Core Government bond rates and the EUR are contained as a result of a series of events (Brexit, Italy, slowdown of euro area GDP, lower oil prices)
Euro area growth slowed in Q3:18 (0.2% qoq or +1.7% yoy, vs 0.4% qoq on average in H1:18). The headline figure was driven by weak output data in Germany (28% of total EA GDP) and Italy (15%). Germany’s GDP contracted by -0.2% qoq (+1.2% yoy) vs +0.5% qoq on average in H1:18, reflecting idiosyncratic auto sector headwinds as the adoption of Worldwide Harmonised Light Vehicle Test (WLTP) production standards -- that apply stricter environmental rules -- led, inter alia, to a decrease in working hours, car production and car exports.
The decline in German growth and stagnant Italian output (-0.2% qoq or +1.2% yoy, vs 0.5% qoq on average in H1:18) resulted in the weakest pace of euro area growth since Q1:13. Excluding these two countries, growth appeared more resilient elsewhere (est: +0.4% qoq). The temporary nature of factors underpinning the soft outcome suggests a more favorable view for the current quarter, with consensus anticipating a rebound in euro area GDP growth to 0.4% qoq in Q4:18.

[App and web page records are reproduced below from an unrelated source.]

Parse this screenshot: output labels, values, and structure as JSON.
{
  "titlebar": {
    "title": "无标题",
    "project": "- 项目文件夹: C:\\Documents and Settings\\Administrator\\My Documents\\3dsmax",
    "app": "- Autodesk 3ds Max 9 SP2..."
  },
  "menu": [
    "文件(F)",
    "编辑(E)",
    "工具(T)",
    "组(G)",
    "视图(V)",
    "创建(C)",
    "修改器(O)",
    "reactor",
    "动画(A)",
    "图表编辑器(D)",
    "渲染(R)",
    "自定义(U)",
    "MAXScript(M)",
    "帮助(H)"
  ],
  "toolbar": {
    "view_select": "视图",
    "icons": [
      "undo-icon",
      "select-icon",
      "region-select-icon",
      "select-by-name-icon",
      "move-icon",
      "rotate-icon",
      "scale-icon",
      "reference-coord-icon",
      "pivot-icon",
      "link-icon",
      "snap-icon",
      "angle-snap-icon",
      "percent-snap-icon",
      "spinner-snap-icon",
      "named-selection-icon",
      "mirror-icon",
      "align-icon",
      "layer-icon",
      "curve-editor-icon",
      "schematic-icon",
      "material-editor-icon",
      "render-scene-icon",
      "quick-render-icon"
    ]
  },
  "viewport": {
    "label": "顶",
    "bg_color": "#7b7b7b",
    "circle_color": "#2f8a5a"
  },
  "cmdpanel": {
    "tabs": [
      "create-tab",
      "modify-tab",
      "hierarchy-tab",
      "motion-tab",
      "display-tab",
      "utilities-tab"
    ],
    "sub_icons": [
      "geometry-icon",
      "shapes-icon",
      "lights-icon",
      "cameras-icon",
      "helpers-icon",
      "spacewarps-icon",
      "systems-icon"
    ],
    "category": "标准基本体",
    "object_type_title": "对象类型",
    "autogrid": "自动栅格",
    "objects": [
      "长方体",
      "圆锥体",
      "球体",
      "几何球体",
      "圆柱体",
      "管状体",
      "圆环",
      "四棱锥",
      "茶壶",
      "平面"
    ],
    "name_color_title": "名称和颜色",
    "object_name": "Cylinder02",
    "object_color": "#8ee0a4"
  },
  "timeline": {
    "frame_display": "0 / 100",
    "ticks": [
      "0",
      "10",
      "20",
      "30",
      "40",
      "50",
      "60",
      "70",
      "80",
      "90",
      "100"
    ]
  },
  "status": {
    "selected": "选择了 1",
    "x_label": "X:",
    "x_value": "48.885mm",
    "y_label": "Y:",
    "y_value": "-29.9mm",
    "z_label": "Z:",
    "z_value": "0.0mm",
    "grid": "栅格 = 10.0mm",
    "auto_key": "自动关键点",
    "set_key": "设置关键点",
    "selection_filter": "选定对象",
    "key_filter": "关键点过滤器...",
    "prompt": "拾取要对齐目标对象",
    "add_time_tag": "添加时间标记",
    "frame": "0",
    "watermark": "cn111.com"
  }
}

However, the underlying growth trend has likely eased compared with solid levels in 2017 and early 2018 (see graph below), while risks do not appear likely to abate soon (protectionism - trade wars, Italy, Brexit). November PMI data (due on 23/11) will provide further guidance for Q4 growth, with euro area composite PMI at a 2-year low of 53.1 in October.
The EU and the UK have finalized a Draft Withdrawal Treaty. PM May secured the backing of her cabinet, but several ministers resigned and there is increased likelihood of a vote of “no confidence”. EU leaders are scheduled to approve the agreement on November 25th, while the British parliament is likely to vote on the treaty in mid-December.
Japan’s economic growth declined in Q3:18, mainly due to a confluence of natural disasters that hit the country during this period (e.g. typhoons, earthquake) which led to disruptions in economic activity. Indeed, output contracted by 1.2% qoq (annualized), slightly worse than consensus (-1.0%), but is expected to rebound in Q4:18 (cons: 2.4%), supported by private consumption, as well as business and government spending.
Overall, soft Q3:18 growth could impact the Bank of Japan’s policy (meeting on December 19-20), which is expected to continue its QE purchases (JGBs: at an annual pace of crica ¥50tn vs a soft-target of ¥80tn, ETFs & REITs at ¥6tn) and its long-term rates targeting (to around 0% ± 20 bps).
Global equity markets slowed in the past week (MSCI ACWI: -1.2% wow | -4.8% ytd), as cyclical (US IT) and energy sectors recorded losses. US equities declined (S&P500: -1.6% wow | +2.3% ytd), while emerging markets were up by 1% wow (-15% ytd). Oil was under renewed pressure during the past week (Brent: -4% wow to $66/barrel | -1% ytd), as the market appears over-supplied and the surplus is expected to remain until H1:19, according to the IEA (see page 11 – WTI oil price graph).
The poor risk sentiment was evident in government bond yields which ended the week down (UST10Yr: -12 bps wow to 3.06%, German 10Yr Bunds: -4 bps wow to 0.37%) with corporate credit spreads widening sharply. The British pound underperformed across major currencies (-1.9% against the euro to €/0.890) due to Brexit woes (see graph page 3).